The Festival started life as the CHELTENHAM COMPETITVE FESTIVAL, and was renamed the CHELTENHAM FESTIVAL OF PERFORMING ARTS in 2006. The new name reflects more accurately the range of disciplines covered by the Festival. It also echoes the performance skills of our Vice-Presidents – Dame Felicity Lott, Russell Maliphant and Phyllida Lloyd – all of whom were encouraged to pursue their chosen careers by competing in the Festival, when young. Happily, such influence continues, in that Peter Liang, winner of the Keith Nutland Memorial Award competition in 2005 graduated from the Royal Northern College of Music, performed a solo violin performance in the Cheltenham Music Festival and performs with the Halle Orchestra as first violin. This followed the 2003 Nutland winner, Amelia Jones, who has a successful musical career and recently performed at St. Mary’s Church, Painswick.
The Festival was first held in 1926, the year of the General Strike, which hardly augured well for its future! The hope was then expressed “that in time it would become one of the greatest musical events in this part of England” – could they have imagined that the two day event would achieve its present pre-eminence and still be growing eighty years later?
It has been said that progress always means change but change does not always mean progress and whilst we can all find too many instances supporting that theory, the Festival positively disproves that notion. Our Festival has indeed seen many changes as the years have gone by, but the fact that we have celebrated our 80th anniversary (the oldest Cheltenham Festival, incidentally) is clear evidence that progress has indeed been made, as proved by the consistently large number of participants, which shows that the continuing revision of both classes and their scheduling has been beneficial, not to say essential: the Committee has its finger on the pulse!
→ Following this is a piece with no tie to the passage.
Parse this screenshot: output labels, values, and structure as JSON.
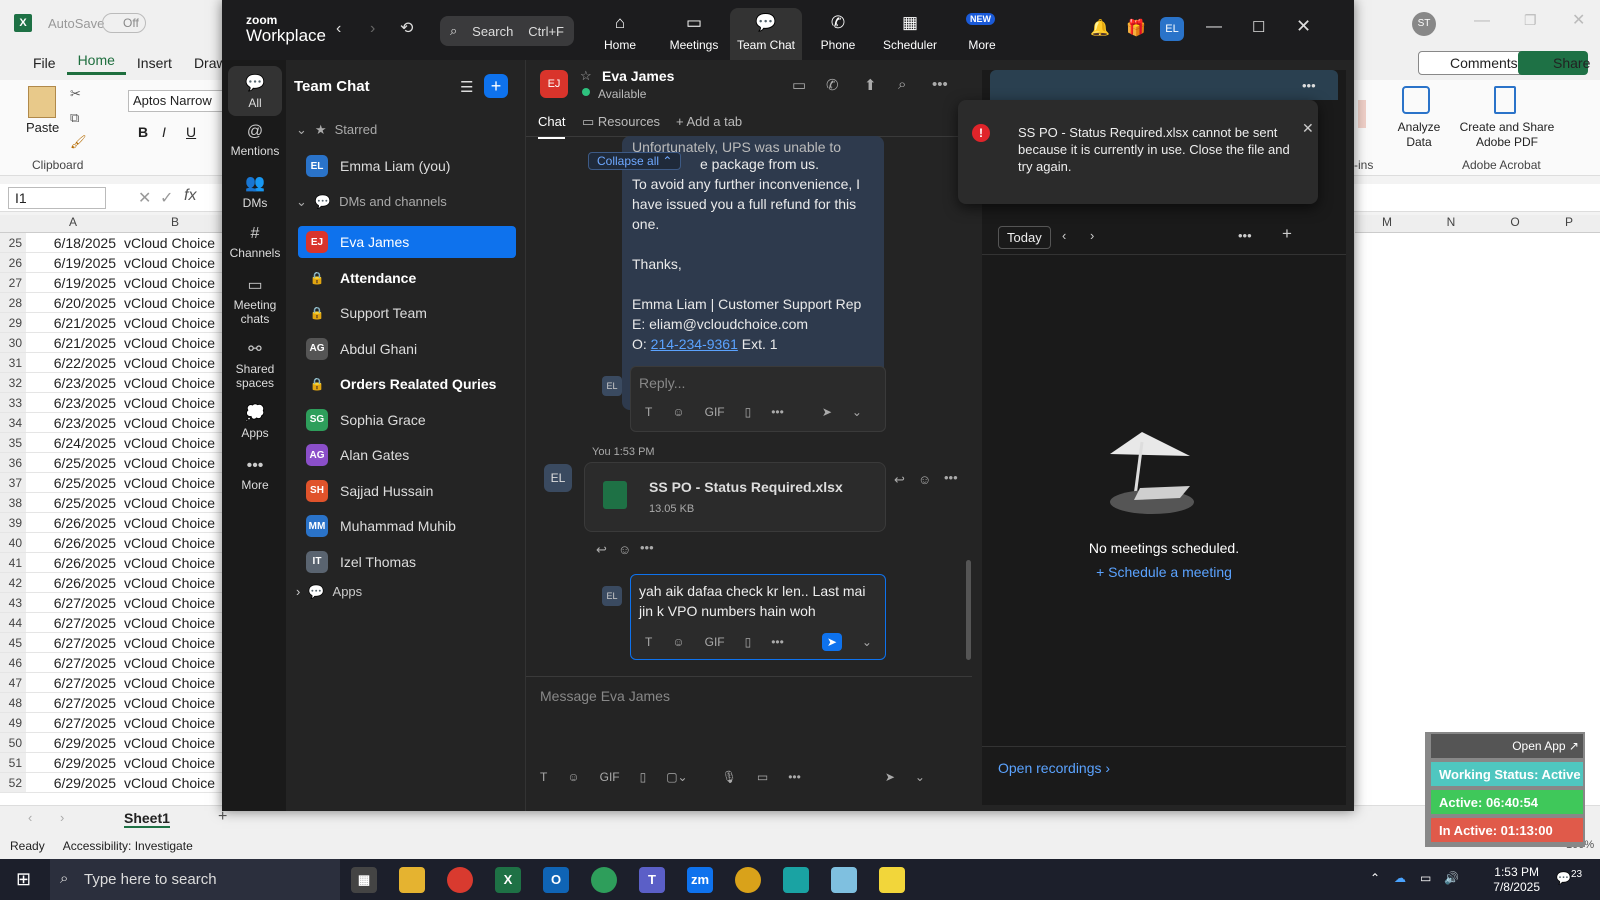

That record reflects great credit on all who have given the time and commitment without which the Festival would have died. Alderman Lipson (later the town’s MP) said, years later, “these people, without any kind of personal reward, do a tremendous amount of work which is for the benefit and credit of the town and for music generally”. Such is still the case today and I acknowledge with gratitude the effort made voluntarily at every level. Many hands make light labour, as they say and I hope that you may feel that you would like to play a positive part in ensuring that the Festival continues to thrive: please do not hesitate to make contact, even if you can spare only an hour or two.
We are, of course, grateful to our sponsors, while not forgetting our historic debt to the Chamber of Commerce, who started it all!